Website and app data records
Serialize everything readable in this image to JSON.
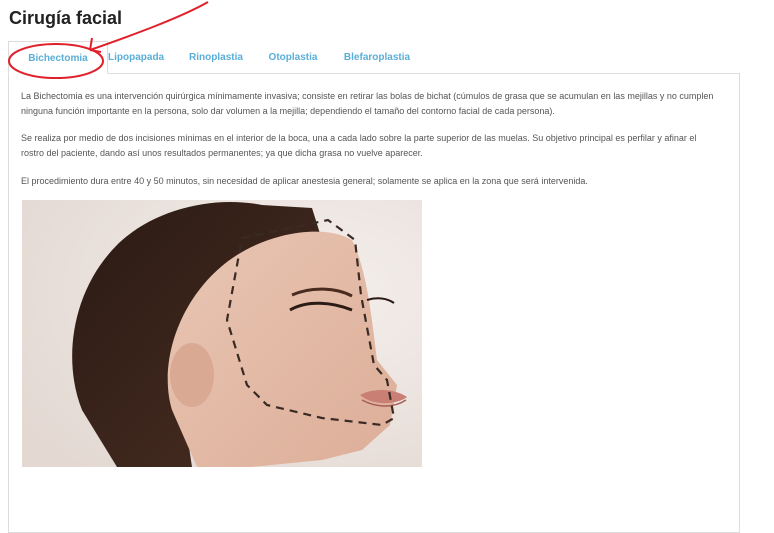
{
  "page": {
    "title": "Cirugía facial"
  },
  "tabs": [
    {
      "label": "Bichectomia",
      "active": true
    },
    {
      "label": "Lipopapada",
      "active": false
    },
    {
      "label": "Rinoplastia",
      "active": false
    },
    {
      "label": "Otoplastia",
      "active": false
    },
    {
      "label": "Blefaroplastia",
      "active": false
    }
  ],
  "content": {
    "paragraphs": [
      "La Bichectomia es una intervención quirúrgica mínimamente invasiva; consiste en retirar las bolas de bichat (cúmulos de grasa que se acumulan en las mejillas y no cumplen ninguna función importante en la persona, solo dar volumen a la mejilla; dependiendo el tamaño del contorno facial de cada persona).",
      "Se realiza por medio de dos incisiones mínimas en el interior de la boca, una a cada lado sobre la parte superior de las muelas. Su objetivo principal es perfilar y afinar el rostro del paciente, dando así unos resultados permanentes; ya que dicha grasa no vuelve aparecer.",
      "El procedimiento dura entre 40 y 50 minutos, sin necesidad de aplicar anestesia general; solamente se aplica en la zona que será intervenida."
    ]
  },
  "colors": {
    "tab_text": "#5aaed8",
    "annotation": "#e0202a",
    "body_text": "#555555"
  }
}
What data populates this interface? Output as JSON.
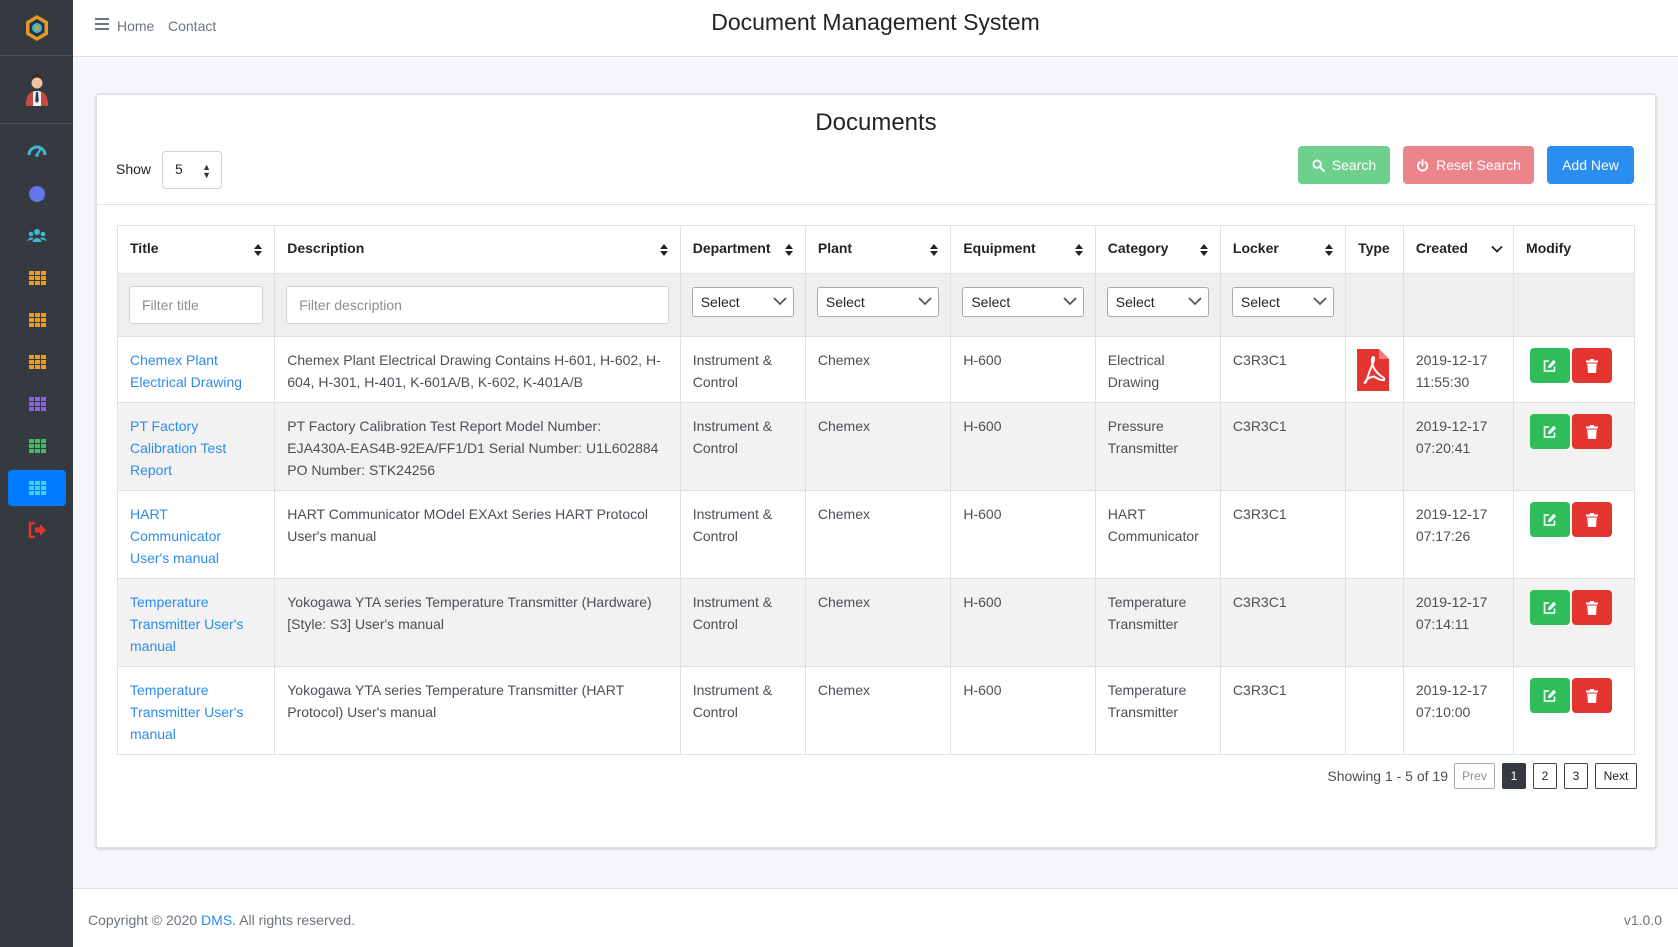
{
  "app_title": "Document Management System",
  "nav": {
    "home": "Home",
    "contact": "Contact"
  },
  "sidebar": {
    "items": [
      {
        "icon": "dashboard-icon",
        "color": "#3fb7d1"
      },
      {
        "icon": "circle-icon",
        "color": "#6674ea"
      },
      {
        "icon": "users-icon",
        "color": "#3fb7d1"
      },
      {
        "icon": "grid-icon",
        "color": "#f29a1b"
      },
      {
        "icon": "grid-icon",
        "color": "#f29a1b"
      },
      {
        "icon": "grid-icon",
        "color": "#f29a1b"
      },
      {
        "icon": "grid-icon",
        "color": "#8a5fea"
      },
      {
        "icon": "grid-icon",
        "color": "#3fbf5c"
      },
      {
        "icon": "grid-icon",
        "color": "#3fb7d1"
      },
      {
        "icon": "logout-icon",
        "color": "#e3342f"
      }
    ],
    "active_index": 8
  },
  "card": {
    "title": "Documents",
    "show_label": "Show",
    "page_size": "5",
    "search_label": "Search",
    "reset_label": "Reset Search",
    "add_label": "Add New"
  },
  "table": {
    "columns": [
      "Title",
      "Description",
      "Department",
      "Plant",
      "Equipment",
      "Category",
      "Locker",
      "Type",
      "Created",
      "Modify"
    ],
    "filters": {
      "title_placeholder": "Filter title",
      "description_placeholder": "Filter description",
      "department": "Select",
      "plant": "Select",
      "equipment": "Select",
      "category": "Select",
      "locker": "Select"
    },
    "rows": [
      {
        "title": "Chemex Plant Electrical Drawing",
        "description": "Chemex Plant Electrical Drawing Contains H-601, H-602, H-604, H-301, H-401, K-601A/B, K-602, K-401A/B",
        "department": "Instrument & Control",
        "plant": "Chemex",
        "equipment": "H-600",
        "category": "Electrical Drawing",
        "locker": "C3R3C1",
        "type": "pdf",
        "created_date": "2019-12-17",
        "created_time": "11:55:30"
      },
      {
        "title": "PT Factory Calibration Test Report",
        "description": "PT Factory Calibration Test Report Model Number: EJA430A-EAS4B-92EA/FF1/D1 Serial Number: U1L602884 PO Number: STK24256",
        "department": "Instrument & Control",
        "plant": "Chemex",
        "equipment": "H-600",
        "category": "Pressure Transmitter",
        "locker": "C3R3C1",
        "type": "",
        "created_date": "2019-12-17",
        "created_time": "07:20:41"
      },
      {
        "title": "HART Communicator User's manual",
        "description": "HART Communicator MOdel EXAxt Series HART Protocol User's manual",
        "department": "Instrument & Control",
        "plant": "Chemex",
        "equipment": "H-600",
        "category": "HART Communicator",
        "locker": "C3R3C1",
        "type": "",
        "created_date": "2019-12-17",
        "created_time": "07:17:26"
      },
      {
        "title": "Temperature Transmitter User's manual",
        "description": "Yokogawa YTA series Temperature Transmitter (Hardware) [Style: S3] User's manual",
        "department": "Instrument & Control",
        "plant": "Chemex",
        "equipment": "H-600",
        "category": "Temperature Transmitter",
        "locker": "C3R3C1",
        "type": "",
        "created_date": "2019-12-17",
        "created_time": "07:14:11"
      },
      {
        "title": "Temperature Transmitter User's manual",
        "description": "Yokogawa YTA series Temperature Transmitter (HART Protocol) User's manual",
        "department": "Instrument & Control",
        "plant": "Chemex",
        "equipment": "H-600",
        "category": "Temperature Transmitter",
        "locker": "C3R3C1",
        "type": "",
        "created_date": "2019-12-17",
        "created_time": "07:10:00"
      }
    ]
  },
  "pagination": {
    "info": "Showing 1 - 5 of 19",
    "prev": "Prev",
    "pages": [
      "1",
      "2",
      "3"
    ],
    "current": "1",
    "next": "Next"
  },
  "footer": {
    "copyright_prefix": "Copyright © 2020 ",
    "brand": "DMS.",
    "rights": " All rights reserved.",
    "version": "v1.0.0"
  },
  "colors": {
    "search": "#6dd08c",
    "reset": "#ec848b",
    "add": "#2a8ef0",
    "edit": "#2ebd59",
    "delete": "#e3342f",
    "link": "#2c8cec",
    "sidebar": "#343a40"
  }
}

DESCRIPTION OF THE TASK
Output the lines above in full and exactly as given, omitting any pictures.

ANSWER FOR THE TASK
Serialize everything readable in this image to JSON.
{
  "page": {
    "title": "Cirugía facial"
  },
  "tabs": [
    {
      "label": "Bichectomia",
      "active": true
    },
    {
      "label": "Lipopapada",
      "active": false
    },
    {
      "label": "Rinoplastia",
      "active": false
    },
    {
      "label": "Otoplastia",
      "active": false
    },
    {
      "label": "Blefaroplastia",
      "active": false
    }
  ],
  "content": {
    "paragraphs": [
      "La Bichectomia es una intervención quirúrgica mínimamente invasiva; consiste en retirar las bolas de bichat (cúmulos de grasa que se acumulan en las mejillas y no cumplen ninguna función importante en la persona, solo dar volumen a la mejilla; dependiendo el tamaño del contorno facial de cada persona).",
      "Se realiza por medio de dos incisiones mínimas en el interior de la boca, una a cada lado sobre la parte superior de las muelas. Su objetivo principal es perfilar y afinar el rostro del paciente, dando así unos resultados permanentes; ya que dicha grasa no vuelve aparecer.",
      "El procedimiento dura entre 40 y 50 minutos, sin necesidad de aplicar anestesia general; solamente se aplica en la zona que será intervenida."
    ]
  },
  "colors": {
    "tab_text": "#5aaed8",
    "annotation": "#e0202a",
    "body_text": "#555555"
  }
}
What data populates this interface? Output as JSON.
{
  "app_title": "Document Management System",
  "nav": {
    "home": "Home",
    "contact": "Contact"
  },
  "sidebar": {
    "items": [
      {
        "icon": "dashboard-icon",
        "color": "#3fb7d1"
      },
      {
        "icon": "circle-icon",
        "color": "#6674ea"
      },
      {
        "icon": "users-icon",
        "color": "#3fb7d1"
      },
      {
        "icon": "grid-icon",
        "color": "#f29a1b"
      },
      {
        "icon": "grid-icon",
        "color": "#f29a1b"
      },
      {
        "icon": "grid-icon",
        "color": "#f29a1b"
      },
      {
        "icon": "grid-icon",
        "color": "#8a5fea"
      },
      {
        "icon": "grid-icon",
        "color": "#3fbf5c"
      },
      {
        "icon": "grid-icon",
        "color": "#3fb7d1"
      },
      {
        "icon": "logout-icon",
        "color": "#e3342f"
      }
    ],
    "active_index": 8
  },
  "card": {
    "title": "Documents",
    "show_label": "Show",
    "page_size": "5",
    "search_label": "Search",
    "reset_label": "Reset Search",
    "add_label": "Add New"
  },
  "table": {
    "columns": [
      "Title",
      "Description",
      "Department",
      "Plant",
      "Equipment",
      "Category",
      "Locker",
      "Type",
      "Created",
      "Modify"
    ],
    "filters": {
      "title_placeholder": "Filter title",
      "description_placeholder": "Filter description",
      "department": "Select",
      "plant": "Select",
      "equipment": "Select",
      "category": "Select",
      "locker": "Select"
    },
    "rows": [
      {
        "title": "Chemex Plant Electrical Drawing",
        "description": "Chemex Plant Electrical Drawing Contains H-601, H-602, H-604, H-301, H-401, K-601A/B, K-602, K-401A/B",
        "department": "Instrument & Control",
        "plant": "Chemex",
        "equipment": "H-600",
        "category": "Electrical Drawing",
        "locker": "C3R3C1",
        "type": "pdf",
        "created_date": "2019-12-17",
        "created_time": "11:55:30"
      },
      {
        "title": "PT Factory Calibration Test Report",
        "description": "PT Factory Calibration Test Report Model Number: EJA430A-EAS4B-92EA/FF1/D1 Serial Number: U1L602884 PO Number: STK24256",
        "department": "Instrument & Control",
        "plant": "Chemex",
        "equipment": "H-600",
        "category": "Pressure Transmitter",
        "locker": "C3R3C1",
        "type": "",
        "created_date": "2019-12-17",
        "created_time": "07:20:41"
      },
      {
        "title": "HART Communicator User's manual",
        "description": "HART Communicator MOdel EXAxt Series HART Protocol User's manual",
        "department": "Instrument & Control",
        "plant": "Chemex",
        "equipment": "H-600",
        "category": "HART Communicator",
        "locker": "C3R3C1",
        "type": "",
        "created_date": "2019-12-17",
        "created_time": "07:17:26"
      },
      {
        "title": "Temperature Transmitter User's manual",
        "description": "Yokogawa YTA series Temperature Transmitter (Hardware) [Style: S3] User's manual",
        "department": "Instrument & Control",
        "plant": "Chemex",
        "equipment": "H-600",
        "category": "Temperature Transmitter",
        "locker": "C3R3C1",
        "type": "",
        "created_date": "2019-12-17",
        "created_time": "07:14:11"
      },
      {
        "title": "Temperature Transmitter User's manual",
        "description": "Yokogawa YTA series Temperature Transmitter (HART Protocol) User's manual",
        "department": "Instrument & Control",
        "plant": "Chemex",
        "equipment": "H-600",
        "category": "Temperature Transmitter",
        "locker": "C3R3C1",
        "type": "",
        "created_date": "2019-12-17",
        "created_time": "07:10:00"
      }
    ]
  },
  "pagination": {
    "info": "Showing 1 - 5 of 19",
    "prev": "Prev",
    "pages": [
      "1",
      "2",
      "3"
    ],
    "current": "1",
    "next": "Next"
  },
  "footer": {
    "copyright_prefix": "Copyright © 2020 ",
    "brand": "DMS.",
    "rights": " All rights reserved.",
    "version": "v1.0.0"
  },
  "colors": {
    "search": "#6dd08c",
    "reset": "#ec848b",
    "add": "#2a8ef0",
    "edit": "#2ebd59",
    "delete": "#e3342f",
    "link": "#2c8cec",
    "sidebar": "#343a40"
  }
}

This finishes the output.